Duwe’s talking about nearly half a billion dollars in tax revenue that’s not collected, because of Industrial Development Agencies (or IDAs).
Half a billion is how much money IDAs gave away in 2009, mainly through
property and sales tax breaks.
They’re supposed to help their local economies, and create jobs.
But in their four decades of existence, IDAs have been accused of everything from failing to comply with state laws, to simply being inefficient.
Bob Ward is the deputy director of SUNY’s Rockefeller Institute of Government in Albany. He also served on the board of directors for the town of Bethlehem IDA for five years.
Ward believes the government’s role in economic growth is often overstated.
“IDAs are involved in maybe a few tens of thousands of jobs created each year. Many of those jobs would have been created whether the government, or a quasi-governmental agency were involved anyway.”
You could think of IDAs as local job creation machines. But despite some reform efforts over the years, IDAs don't always work.
In 2008, over half of all the IDA projects in New York State were expected to
create fewer than 10 jobs.
Richard D'Attilio is the executive director of the Broome County IDA. He says he looks beyond those jobs numbers, toward the long-term benefits for the community.
“A Lot of elected officials really need to talk about jobs. And From my perspective I talk about the whole package. And I believe investment is as important in the community as the job creation.”
In recent years, many New Yorkers have found it tough to find a job, but it's certainly not too tough to find an IDA.
There are currently 115 of them around the state, sometimes more than half a dozen in the same county. And in some cases, IDAs have been accused of working against each other when courting companies, as State Comptroller Tom DiNapoli points out.
“There can be some overlapping jurisdictions, and they’re certainly not meant to raid each other, but sometimes those issues have come up.”

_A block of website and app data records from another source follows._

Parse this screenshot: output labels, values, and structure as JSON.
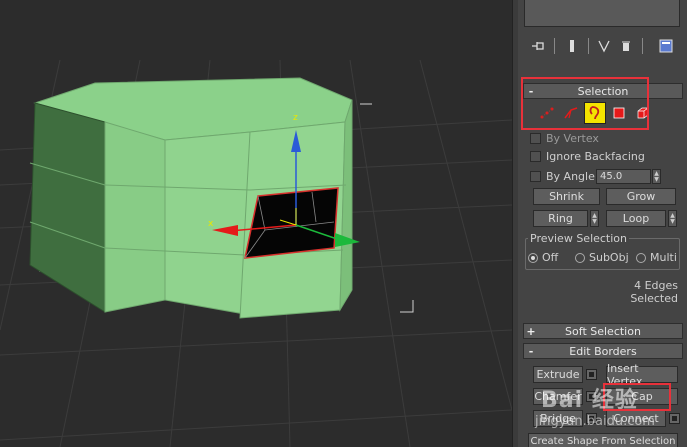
{
  "viewport": {
    "background": "#2c2c2c",
    "object_color": "#90d38e",
    "object_dark_color": "#3f6e3f",
    "selected_edge_color": "#d7302c",
    "gizmo": {
      "x_color": "#e51a1a",
      "y_color": "#2a5bd8",
      "z_color": "#1cb93b"
    }
  },
  "stack_toolbar": {
    "icons": [
      "pin-stack-icon",
      "show-end-result-icon",
      "make-unique-icon",
      "remove-modifier-icon",
      "configure-modifier-sets-icon"
    ]
  },
  "selection": {
    "title": "Selection",
    "sign": "-",
    "levels": [
      {
        "name": "vertex",
        "icon": "vertex-icon",
        "active": false
      },
      {
        "name": "edge",
        "icon": "edge-icon",
        "active": false
      },
      {
        "name": "border",
        "icon": "border-icon",
        "active": true
      },
      {
        "name": "polygon",
        "icon": "polygon-icon",
        "active": false
      },
      {
        "name": "element",
        "icon": "element-icon",
        "active": false
      }
    ],
    "by_vertex": "By Vertex",
    "ignore_backfacing": "Ignore Backfacing",
    "by_angle": "By Angle:",
    "angle_value": "45.0",
    "shrink": "Shrink",
    "grow": "Grow",
    "ring": "Ring",
    "loop": "Loop",
    "preview_title": "Preview Selection",
    "preview_off": "Off",
    "preview_subobj": "SubObj",
    "preview_multi": "Multi",
    "status": "4 Edges Selected"
  },
  "soft_selection": {
    "title": "Soft Selection",
    "sign": "+"
  },
  "edit_borders": {
    "title": "Edit Borders",
    "sign": "-",
    "extrude": "Extrude",
    "insert_vertex": "Insert Vertex",
    "chamfer": "Chamfer",
    "cap": "Cap",
    "bridge": "Bridge",
    "connect": "Connect",
    "create_shape": "Create Shape From Selection"
  },
  "accent_red": "#e8313a",
  "active_yellow": "#f4e400",
  "watermark": {
    "big": "Bai 经验",
    "small": "jingyan.baidu.com"
  }
}
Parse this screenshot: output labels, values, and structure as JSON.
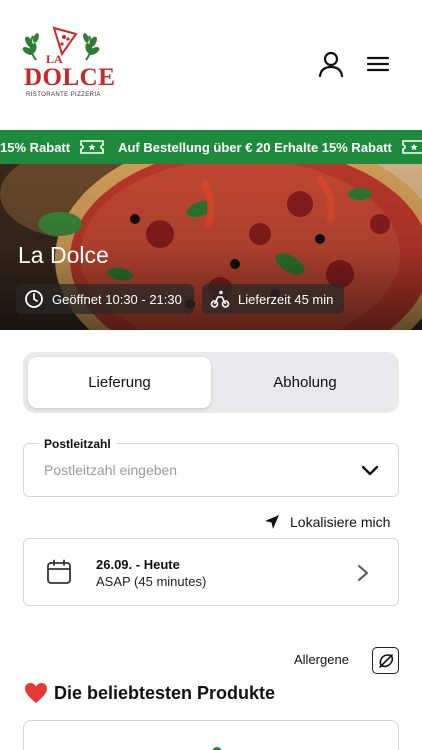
{
  "header": {
    "logo": {
      "top_text": "LA",
      "word": "DOLCE",
      "sub": "RISTORANTE PIZZERIA"
    },
    "icons": [
      "user-icon",
      "menu-icon"
    ]
  },
  "promo": {
    "items": [
      {
        "text": "15% Rabatt",
        "icon": "ticket-icon"
      },
      {
        "text": "Auf Bestellung über € 20 Erhalte 15% Rabatt",
        "icon": "ticket-icon"
      }
    ],
    "colors": {
      "background": "#1e8a3c",
      "text": "#ffffff"
    }
  },
  "hero": {
    "title": "La Dolce",
    "opening": "Geöffnet 10:30 - 21:30",
    "delivery_time": "Lieferzeit 45 min"
  },
  "order_type": {
    "options": [
      "Lieferung",
      "Abholung"
    ],
    "selected": "Lieferung"
  },
  "zip": {
    "label": "Postleitzahl",
    "placeholder": "Postleitzahl eingeben",
    "value": ""
  },
  "locate": {
    "label": "Lokalisiere mich"
  },
  "date": {
    "main": "26.09. - Heute",
    "sub": "ASAP (45 minutes)"
  },
  "allergens": {
    "label": "Allergene"
  },
  "popular": {
    "title": "Die beliebtesten Produkte"
  },
  "colors": {
    "accent_green": "#1e8a3c",
    "logo_red": "#c62828",
    "segment_bg": "#e9e9eb"
  }
}
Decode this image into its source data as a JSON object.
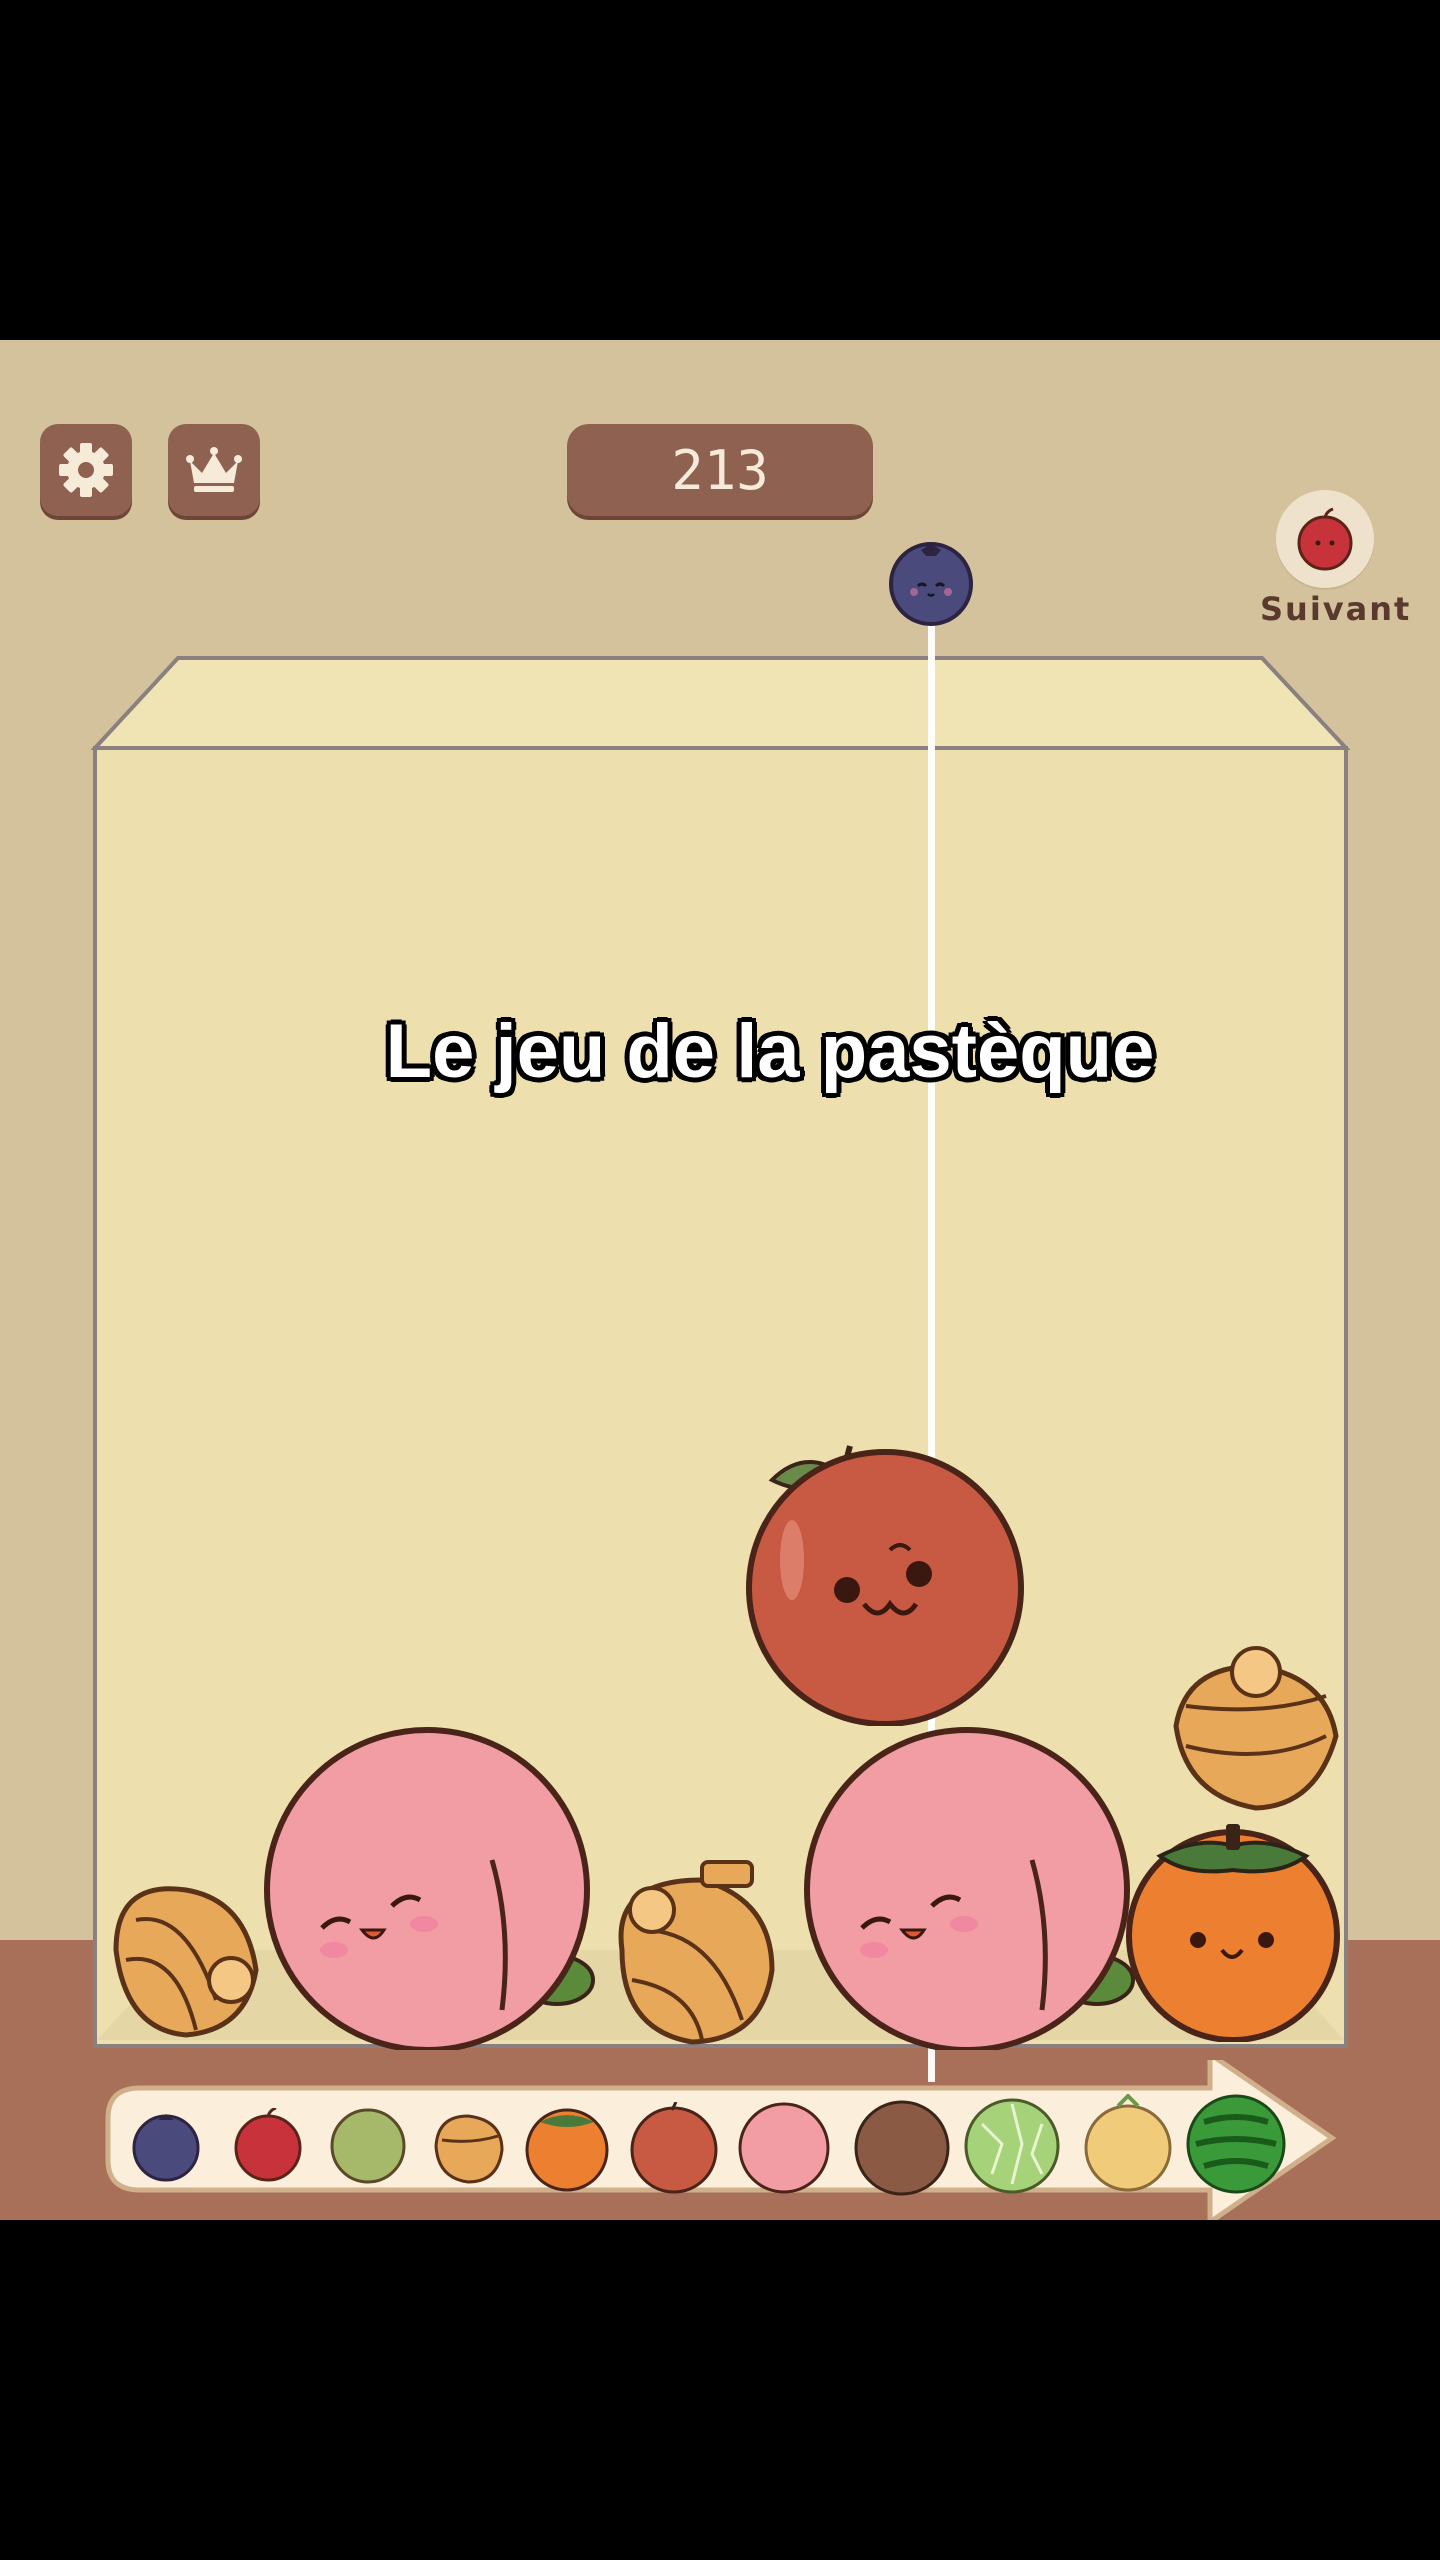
{
  "title": "Le jeu de la pastèque",
  "score": "213",
  "next": {
    "label": "Suivant",
    "fruit": "cherry"
  },
  "buttons": {
    "settings_icon": "gear-icon",
    "leaderboard_icon": "crown-icon"
  },
  "current_fruit": "blueberry",
  "container_fruits": [
    "banana",
    "peach",
    "banana",
    "apple",
    "peach",
    "banana",
    "persimmon"
  ],
  "evolution": [
    "blueberry",
    "cherry",
    "lime",
    "banana",
    "persimmon",
    "apple",
    "peach",
    "coconut",
    "melon",
    "pineapple",
    "watermelon"
  ],
  "colors": {
    "background": "#d4c29c",
    "container": "#ede0ae",
    "button": "#8f6150",
    "floor": "#a87058"
  }
}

That's why reform advocates say that it’s time to take another look at IDAs.
Kristi Barnes is with the Alliance for a Greater New York, an advocacy group based in New York City.
“Where people see that hitting home is really in their property tax levies, in their school taxes. And you know, who’s actually paying the tax burden? Where it’s being shifted from big companies onto everyday working families.”
Comptroller DiNapoli agrees that New York needs to re-think its IDAs.
“I do think there needs to be a more clear state strategy on how what they’re doing is integrated into a broader approach to economic development in our state.”
The Comptroller recently issued a report assessing the state’s economy and found its recovery is slower than expected.
So it may be hard to argue against anything that could create a job, even if it doesn’t always work.